We are proposing to the shareholders today that the name of the company be changed to Premier Communications Limited. This is a significant change for it recognises that Premier is becoming a more broadly based organisation with interests in a publishing business, direct mail and broadcast pay television -all forms of communications not involving cable. It was always confusing to the CRTC and others to call Premier a cablevision company when in fact it does not directly own any licenses for cable television. It is our subsidiaries who have licenses for individual areas, and it is these subsidiaries who are subject to CRTC or other regulations.

Premier is essentially a holding company for a variety of operations in the communications field, using the term communications in its broadest sense.


Of the many activities involving Premier over the last nine months none has drawn more attention than the proposal to put Premier and Canadian Cablesystems Limited together to form the largest cable communications operation in Canada, and one of the largest anywhere in the world.

I believe that the offer made to the major shareholders of Premier by CCL is at a fair and reasonable price. The approval for the transfer of ownership will be the subject of a Hearing by the CRTC around the end of April, 1980.

Management believes that such a joining of interests will be of significant benefit to the industry, the shareholders and of great importance to the subscribers.

The industry will be strengthened in much the way that the presence of an IBM or a Bell Telephone has respectively strengthened the computer and communications industries. The cable television industry needs a single strong presence that can provide financial, technical and programming leadership which can in turn be shared by other companies in the industry.

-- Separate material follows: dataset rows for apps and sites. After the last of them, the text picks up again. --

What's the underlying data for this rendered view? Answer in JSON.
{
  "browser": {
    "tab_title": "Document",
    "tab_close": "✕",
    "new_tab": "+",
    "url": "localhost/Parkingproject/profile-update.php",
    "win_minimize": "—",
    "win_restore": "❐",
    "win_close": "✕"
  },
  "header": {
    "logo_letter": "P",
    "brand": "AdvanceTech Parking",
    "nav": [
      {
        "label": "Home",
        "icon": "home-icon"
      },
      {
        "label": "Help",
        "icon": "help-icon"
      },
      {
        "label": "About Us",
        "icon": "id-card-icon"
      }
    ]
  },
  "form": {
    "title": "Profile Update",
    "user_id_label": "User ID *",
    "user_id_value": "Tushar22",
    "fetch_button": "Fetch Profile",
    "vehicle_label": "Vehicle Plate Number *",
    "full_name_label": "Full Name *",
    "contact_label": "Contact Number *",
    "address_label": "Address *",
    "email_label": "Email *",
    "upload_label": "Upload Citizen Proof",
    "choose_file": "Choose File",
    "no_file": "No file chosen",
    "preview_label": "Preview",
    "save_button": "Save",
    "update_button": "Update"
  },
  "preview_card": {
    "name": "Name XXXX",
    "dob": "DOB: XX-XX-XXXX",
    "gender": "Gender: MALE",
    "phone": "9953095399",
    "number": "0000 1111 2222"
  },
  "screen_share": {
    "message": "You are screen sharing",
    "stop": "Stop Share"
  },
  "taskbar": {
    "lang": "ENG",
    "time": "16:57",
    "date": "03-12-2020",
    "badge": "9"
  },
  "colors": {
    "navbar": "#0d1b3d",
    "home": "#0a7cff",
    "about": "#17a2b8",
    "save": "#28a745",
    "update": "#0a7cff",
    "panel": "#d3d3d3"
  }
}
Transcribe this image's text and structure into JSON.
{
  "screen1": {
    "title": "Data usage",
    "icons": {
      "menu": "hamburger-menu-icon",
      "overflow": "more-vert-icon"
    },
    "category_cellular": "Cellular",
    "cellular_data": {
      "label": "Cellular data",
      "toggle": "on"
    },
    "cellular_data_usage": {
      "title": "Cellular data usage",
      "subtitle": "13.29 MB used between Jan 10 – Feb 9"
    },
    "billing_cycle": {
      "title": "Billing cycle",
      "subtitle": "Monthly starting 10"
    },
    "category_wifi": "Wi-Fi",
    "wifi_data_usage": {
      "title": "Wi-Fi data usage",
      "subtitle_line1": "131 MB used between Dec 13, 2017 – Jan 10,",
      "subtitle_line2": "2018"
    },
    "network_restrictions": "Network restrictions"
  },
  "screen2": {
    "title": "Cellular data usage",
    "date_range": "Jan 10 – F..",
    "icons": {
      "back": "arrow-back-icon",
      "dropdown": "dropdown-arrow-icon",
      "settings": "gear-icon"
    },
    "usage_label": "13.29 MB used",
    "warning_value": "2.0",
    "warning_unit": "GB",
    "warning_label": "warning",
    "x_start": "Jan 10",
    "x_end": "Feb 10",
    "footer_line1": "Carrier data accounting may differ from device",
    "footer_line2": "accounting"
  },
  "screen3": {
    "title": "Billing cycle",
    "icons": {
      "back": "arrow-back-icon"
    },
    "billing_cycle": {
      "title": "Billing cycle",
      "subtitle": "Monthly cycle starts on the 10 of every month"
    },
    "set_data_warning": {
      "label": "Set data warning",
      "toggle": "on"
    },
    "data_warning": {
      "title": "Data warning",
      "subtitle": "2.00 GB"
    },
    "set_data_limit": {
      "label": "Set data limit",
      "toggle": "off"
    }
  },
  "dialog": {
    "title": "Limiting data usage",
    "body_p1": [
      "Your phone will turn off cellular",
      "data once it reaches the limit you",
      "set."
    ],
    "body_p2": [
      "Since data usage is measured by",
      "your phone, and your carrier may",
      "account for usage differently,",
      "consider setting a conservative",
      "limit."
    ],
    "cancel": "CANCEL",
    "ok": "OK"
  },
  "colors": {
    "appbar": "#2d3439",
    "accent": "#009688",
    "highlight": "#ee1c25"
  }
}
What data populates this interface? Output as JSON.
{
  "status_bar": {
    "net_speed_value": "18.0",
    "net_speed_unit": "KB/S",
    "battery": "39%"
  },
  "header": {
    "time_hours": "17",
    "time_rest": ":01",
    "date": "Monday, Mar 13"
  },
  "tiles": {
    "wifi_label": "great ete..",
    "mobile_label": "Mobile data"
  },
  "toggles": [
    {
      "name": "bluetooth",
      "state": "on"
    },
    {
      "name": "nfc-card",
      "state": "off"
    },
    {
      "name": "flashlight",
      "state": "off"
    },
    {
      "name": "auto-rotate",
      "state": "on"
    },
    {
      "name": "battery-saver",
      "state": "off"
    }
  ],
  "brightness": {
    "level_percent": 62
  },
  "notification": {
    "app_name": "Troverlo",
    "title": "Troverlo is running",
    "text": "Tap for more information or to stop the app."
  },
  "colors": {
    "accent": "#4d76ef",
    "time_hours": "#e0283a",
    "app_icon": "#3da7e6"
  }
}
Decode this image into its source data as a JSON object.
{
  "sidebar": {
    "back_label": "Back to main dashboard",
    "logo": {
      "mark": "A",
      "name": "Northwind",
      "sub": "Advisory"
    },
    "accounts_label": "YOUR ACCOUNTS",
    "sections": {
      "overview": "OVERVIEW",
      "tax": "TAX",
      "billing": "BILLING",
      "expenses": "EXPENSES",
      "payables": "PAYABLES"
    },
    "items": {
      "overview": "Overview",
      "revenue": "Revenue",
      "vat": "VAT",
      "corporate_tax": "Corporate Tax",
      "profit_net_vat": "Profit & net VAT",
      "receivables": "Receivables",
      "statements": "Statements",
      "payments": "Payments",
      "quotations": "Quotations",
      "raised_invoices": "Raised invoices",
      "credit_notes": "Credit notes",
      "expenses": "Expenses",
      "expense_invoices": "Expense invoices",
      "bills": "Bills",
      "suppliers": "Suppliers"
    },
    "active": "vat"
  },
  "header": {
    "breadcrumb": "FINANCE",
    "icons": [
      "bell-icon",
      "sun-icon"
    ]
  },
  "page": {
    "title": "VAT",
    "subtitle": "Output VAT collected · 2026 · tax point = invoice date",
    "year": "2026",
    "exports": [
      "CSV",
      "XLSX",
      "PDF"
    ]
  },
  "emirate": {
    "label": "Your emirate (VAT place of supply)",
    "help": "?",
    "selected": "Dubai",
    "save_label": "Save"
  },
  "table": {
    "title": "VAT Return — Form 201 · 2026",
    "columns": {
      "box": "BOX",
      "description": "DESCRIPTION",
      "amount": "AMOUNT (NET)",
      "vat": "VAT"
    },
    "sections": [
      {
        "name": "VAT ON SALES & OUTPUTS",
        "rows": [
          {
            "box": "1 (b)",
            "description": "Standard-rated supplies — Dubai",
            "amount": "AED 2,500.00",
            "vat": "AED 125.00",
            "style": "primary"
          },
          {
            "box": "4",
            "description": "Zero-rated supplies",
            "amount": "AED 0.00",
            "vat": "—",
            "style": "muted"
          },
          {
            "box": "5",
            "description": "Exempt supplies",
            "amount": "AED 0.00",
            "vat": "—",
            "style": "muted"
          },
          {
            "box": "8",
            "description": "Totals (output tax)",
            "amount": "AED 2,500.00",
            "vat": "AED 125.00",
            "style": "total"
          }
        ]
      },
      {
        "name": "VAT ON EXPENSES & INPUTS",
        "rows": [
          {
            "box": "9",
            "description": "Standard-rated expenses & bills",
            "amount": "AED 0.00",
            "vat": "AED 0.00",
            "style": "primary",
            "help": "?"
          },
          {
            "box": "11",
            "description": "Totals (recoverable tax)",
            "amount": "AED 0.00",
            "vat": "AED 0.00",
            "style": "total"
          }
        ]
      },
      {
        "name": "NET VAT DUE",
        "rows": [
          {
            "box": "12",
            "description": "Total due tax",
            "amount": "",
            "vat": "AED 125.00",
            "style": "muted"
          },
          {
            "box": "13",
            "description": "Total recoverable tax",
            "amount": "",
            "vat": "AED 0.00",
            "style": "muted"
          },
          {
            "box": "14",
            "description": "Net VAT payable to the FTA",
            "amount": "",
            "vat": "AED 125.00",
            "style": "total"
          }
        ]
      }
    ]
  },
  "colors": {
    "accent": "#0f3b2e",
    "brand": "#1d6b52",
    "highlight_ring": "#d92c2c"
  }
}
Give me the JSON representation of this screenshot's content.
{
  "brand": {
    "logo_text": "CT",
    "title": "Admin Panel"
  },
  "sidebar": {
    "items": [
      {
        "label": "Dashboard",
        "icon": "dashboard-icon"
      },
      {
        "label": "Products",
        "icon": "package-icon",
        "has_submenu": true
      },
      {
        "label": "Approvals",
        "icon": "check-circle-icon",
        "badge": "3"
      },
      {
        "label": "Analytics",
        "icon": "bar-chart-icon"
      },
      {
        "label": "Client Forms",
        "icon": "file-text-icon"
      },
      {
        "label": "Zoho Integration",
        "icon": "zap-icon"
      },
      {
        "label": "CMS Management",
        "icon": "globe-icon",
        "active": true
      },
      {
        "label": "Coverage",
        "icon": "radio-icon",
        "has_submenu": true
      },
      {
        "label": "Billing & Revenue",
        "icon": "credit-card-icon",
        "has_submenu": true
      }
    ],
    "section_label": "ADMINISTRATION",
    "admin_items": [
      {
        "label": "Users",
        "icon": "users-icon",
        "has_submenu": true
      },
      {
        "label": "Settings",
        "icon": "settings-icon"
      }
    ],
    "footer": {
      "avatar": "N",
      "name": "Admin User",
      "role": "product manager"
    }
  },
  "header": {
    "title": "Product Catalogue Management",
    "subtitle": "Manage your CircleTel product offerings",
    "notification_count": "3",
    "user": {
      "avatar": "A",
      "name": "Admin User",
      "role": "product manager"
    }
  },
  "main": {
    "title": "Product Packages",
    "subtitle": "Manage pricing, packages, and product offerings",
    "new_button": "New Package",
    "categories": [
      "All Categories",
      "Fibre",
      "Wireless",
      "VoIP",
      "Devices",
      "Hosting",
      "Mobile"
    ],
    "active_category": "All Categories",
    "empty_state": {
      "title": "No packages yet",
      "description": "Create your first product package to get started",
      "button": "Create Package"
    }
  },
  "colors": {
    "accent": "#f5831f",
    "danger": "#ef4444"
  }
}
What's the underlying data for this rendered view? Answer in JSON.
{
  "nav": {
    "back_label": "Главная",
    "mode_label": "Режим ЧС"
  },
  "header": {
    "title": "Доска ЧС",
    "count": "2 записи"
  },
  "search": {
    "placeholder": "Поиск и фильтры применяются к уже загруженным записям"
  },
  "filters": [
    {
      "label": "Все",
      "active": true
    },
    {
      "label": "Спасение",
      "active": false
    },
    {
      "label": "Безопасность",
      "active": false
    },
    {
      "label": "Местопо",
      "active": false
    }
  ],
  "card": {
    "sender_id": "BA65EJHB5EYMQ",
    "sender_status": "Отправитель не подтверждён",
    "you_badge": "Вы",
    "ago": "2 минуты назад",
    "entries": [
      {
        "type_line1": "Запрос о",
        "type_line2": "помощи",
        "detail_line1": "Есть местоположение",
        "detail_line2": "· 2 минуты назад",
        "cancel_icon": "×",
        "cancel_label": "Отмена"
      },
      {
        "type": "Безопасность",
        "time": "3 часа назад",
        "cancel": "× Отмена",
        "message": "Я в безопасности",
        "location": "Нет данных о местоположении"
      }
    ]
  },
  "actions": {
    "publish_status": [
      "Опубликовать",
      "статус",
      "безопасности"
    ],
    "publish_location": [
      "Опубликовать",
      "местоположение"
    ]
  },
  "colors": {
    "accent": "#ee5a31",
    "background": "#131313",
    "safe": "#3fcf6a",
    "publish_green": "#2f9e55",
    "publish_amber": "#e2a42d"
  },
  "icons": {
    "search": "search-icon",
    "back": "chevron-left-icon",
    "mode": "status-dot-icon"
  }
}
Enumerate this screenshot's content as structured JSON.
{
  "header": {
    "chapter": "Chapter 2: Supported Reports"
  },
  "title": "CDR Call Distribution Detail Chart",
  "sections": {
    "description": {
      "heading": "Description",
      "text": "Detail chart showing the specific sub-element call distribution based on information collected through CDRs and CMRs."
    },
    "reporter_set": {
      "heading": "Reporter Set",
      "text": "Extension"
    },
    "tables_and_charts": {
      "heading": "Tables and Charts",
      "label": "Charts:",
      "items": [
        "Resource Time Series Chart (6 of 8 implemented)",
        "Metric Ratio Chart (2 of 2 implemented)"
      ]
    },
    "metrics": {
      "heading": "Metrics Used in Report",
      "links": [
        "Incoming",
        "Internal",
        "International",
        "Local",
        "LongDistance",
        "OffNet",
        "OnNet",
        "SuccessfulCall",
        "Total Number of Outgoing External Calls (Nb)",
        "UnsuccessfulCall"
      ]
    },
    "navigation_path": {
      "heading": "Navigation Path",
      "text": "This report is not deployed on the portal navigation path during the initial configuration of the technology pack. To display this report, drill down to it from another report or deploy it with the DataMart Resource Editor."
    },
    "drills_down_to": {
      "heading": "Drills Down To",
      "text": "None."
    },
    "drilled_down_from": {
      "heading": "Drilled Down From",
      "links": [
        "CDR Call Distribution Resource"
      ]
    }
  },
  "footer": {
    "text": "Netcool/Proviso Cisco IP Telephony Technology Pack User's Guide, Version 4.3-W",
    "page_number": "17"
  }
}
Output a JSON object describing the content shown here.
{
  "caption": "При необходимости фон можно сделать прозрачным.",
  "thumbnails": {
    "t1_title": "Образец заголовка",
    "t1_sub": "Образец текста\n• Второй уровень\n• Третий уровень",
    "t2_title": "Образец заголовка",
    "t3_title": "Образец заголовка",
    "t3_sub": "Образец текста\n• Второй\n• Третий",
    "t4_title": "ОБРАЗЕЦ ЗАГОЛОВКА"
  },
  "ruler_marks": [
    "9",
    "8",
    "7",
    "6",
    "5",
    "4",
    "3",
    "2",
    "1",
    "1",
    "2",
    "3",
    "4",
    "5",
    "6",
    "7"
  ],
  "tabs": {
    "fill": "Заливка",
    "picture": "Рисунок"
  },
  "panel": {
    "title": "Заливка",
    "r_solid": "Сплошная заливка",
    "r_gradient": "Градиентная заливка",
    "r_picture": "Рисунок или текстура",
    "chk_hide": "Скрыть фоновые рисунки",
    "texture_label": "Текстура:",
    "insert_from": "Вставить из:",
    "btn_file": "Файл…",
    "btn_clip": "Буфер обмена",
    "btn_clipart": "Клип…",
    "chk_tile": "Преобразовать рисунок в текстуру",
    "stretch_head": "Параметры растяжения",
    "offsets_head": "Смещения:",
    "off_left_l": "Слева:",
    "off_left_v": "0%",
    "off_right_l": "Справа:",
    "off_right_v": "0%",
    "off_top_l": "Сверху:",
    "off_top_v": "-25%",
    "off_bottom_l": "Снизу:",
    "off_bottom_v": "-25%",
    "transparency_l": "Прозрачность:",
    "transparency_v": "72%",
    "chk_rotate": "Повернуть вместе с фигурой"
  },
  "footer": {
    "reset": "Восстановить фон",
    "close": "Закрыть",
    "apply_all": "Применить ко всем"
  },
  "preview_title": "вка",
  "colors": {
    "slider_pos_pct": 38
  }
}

The present shareholders of Premier, we believe, will benefit by having the option of receiving a fair price for their shares or being part of a much larger operation which will be more diversified in its product lines and its geographic operations, and will benefit from the combining of the two management groups.

Finally, the subscriber will benefit through more variety in programming and better plant reliability and capability through the pooling of engineering talents. The subscriber should benefit through better price performance as the combined companies will be able to spread the expenses of engineering, share the risk of developing new applications and bring the benefits of bulk purchasing to help hold costs in line in the future.

For all these reasons the management of Premier will be working closely with the CCL management group to convince the CRTC that such a move will be a major step forward for all concerned.


I expect that 1980 and beyond will be very exciting years of Premier and hopefully for the combined CCL/Premier group. There is always some concern by the staff in each organisation when two companies plan to get together. However, the greatest need in our industry is for more people to undertake the many new projects which the combined companies could now undertake. I am sure one of our challenges will be to find enough people to do everything that needs to be done.

I know I speak for the shareholders and the Board of Directors when I indicate how much we all appreciate the continued fine efforts by the Premier staff at all levels. For my part, my first nine months have been among the most interesting and challenging of any period I can remember. My prediction for 1980 is that the last nine months will, in retrospect, appear as a quiet prelude to a very exciting time.